The church is, at heart, a community of Kingdom people. It is both the representative of the Kingdom of God and a compassionate community in which people feel loved and accepted and where they are enabled to heal and encouraged to grow.
It is extremely difficult for churches to sustain a commitment to that kind of vision over time. The natural tendencies of creeping institutionalism dull and distort the vision. In addition, the church has a spiritual adversary whose diabolical energies are devoted to preventing the church from realizing its godly purpose as the community of the King. Unless a Kingdom vision is consistently maintained and constantly renewed, the church will invariably be blown off course. It will major on minors and will develop a defensive frame of mind which results in competitive relationships with other churches and abrasive, even hostile, interaction with the surrounding culture.
In 2007, Christian authors David Kinnaman and Gabe Lyons wrote a book called unChristian: What a New Generation Really Thinks About Christianity… and Why It Matters.
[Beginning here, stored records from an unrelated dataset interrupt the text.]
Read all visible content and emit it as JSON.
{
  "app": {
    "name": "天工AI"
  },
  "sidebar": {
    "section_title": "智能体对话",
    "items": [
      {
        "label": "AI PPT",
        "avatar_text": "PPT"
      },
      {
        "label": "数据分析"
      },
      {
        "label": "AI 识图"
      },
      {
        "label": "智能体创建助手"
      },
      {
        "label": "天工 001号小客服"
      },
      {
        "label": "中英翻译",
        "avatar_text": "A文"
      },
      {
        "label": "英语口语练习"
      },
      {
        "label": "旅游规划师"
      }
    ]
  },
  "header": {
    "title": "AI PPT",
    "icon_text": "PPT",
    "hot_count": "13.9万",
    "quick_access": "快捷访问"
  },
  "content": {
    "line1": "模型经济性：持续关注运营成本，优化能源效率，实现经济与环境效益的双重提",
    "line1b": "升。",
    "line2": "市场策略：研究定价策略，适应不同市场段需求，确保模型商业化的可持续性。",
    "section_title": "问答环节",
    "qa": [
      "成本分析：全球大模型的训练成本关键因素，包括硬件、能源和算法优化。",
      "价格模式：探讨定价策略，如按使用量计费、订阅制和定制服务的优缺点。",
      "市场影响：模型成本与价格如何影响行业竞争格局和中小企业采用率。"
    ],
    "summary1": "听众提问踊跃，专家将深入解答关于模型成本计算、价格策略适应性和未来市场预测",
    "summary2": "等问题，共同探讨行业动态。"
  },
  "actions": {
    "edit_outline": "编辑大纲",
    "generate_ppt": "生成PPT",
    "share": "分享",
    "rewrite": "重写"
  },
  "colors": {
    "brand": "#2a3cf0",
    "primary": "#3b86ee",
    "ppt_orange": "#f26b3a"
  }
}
The book summarizes the results of extensive research by the Barna Group in which they asked young people, ages 16-29, what they thought of when they heard the term “Christian.” The results are both enlightening and disheartening.
If the results accurately reflect the American population, then more than nine out of ten young people think of Christians as “antihomosexual.” Nearly 90% believe Christians are “judgmental” and “hypocritical.” Three quarters perceive Christians to be “old-fashioned,” “too political,” and “out of touch with reality.” And seven out of ten think of Christians as “insensitive to others” and “boring.”
The New Testament is clear that, when Christians pattern their lives after their King, they will cut across the grain of the prevailing culture, and they can expect some antagonism and hostility as a result. That may account for some of the responses to the Barna survey. I suspect, however, that much of the negative reaction toward Christians results from the church’s failure to fulfill its purpose, and not from its relentless pursuit of the Kingdom.
The good news is that God has provided the church with two resources which, if they are properly utilized, can keep the church on course and help to avoid the collateral damage and declining influence which result from institutional short-sightedness: the Holy Spirit and godly leadership. The bad news is that the Spirit of God most often works through leaders and only rarely in spite of them. Thus the key to spiritual reformation in the church lies mainly with its leadership.
For forty years I have been pointing out the foibles and failures of the Christian church in a well-intentioned effort to encourage more consistency and greater faithfulness in pursuit of God’s purpose for the church—to be the agent of the Kingdom of God in the world. I have not been very effective. The reason, I now believe, is that my energies and perceptions were misdirected. I should have focused less on the church’s membership and more on her leadership.
No group of the Lord’s people will ever achieve a level of spiritual maturity and devotion to Christ which exceeds that of its leadership. If the church has failed to own and realize its godly purpose, that is fundamentally a failure of its leadership. If the church is in need of reformation, that renewal and reform needs to begin in the lives and ministries of its leaders.
I had been planning, for some time, to address this important theme in my blog posts. My former student’s probing and insightful questions simply nudged me in that direction and forced me to develop my thoughts a bit sooner that I had expected. Now I’m on this path. I think it will be interesting, and I hope it will be helpful, to see where it leads.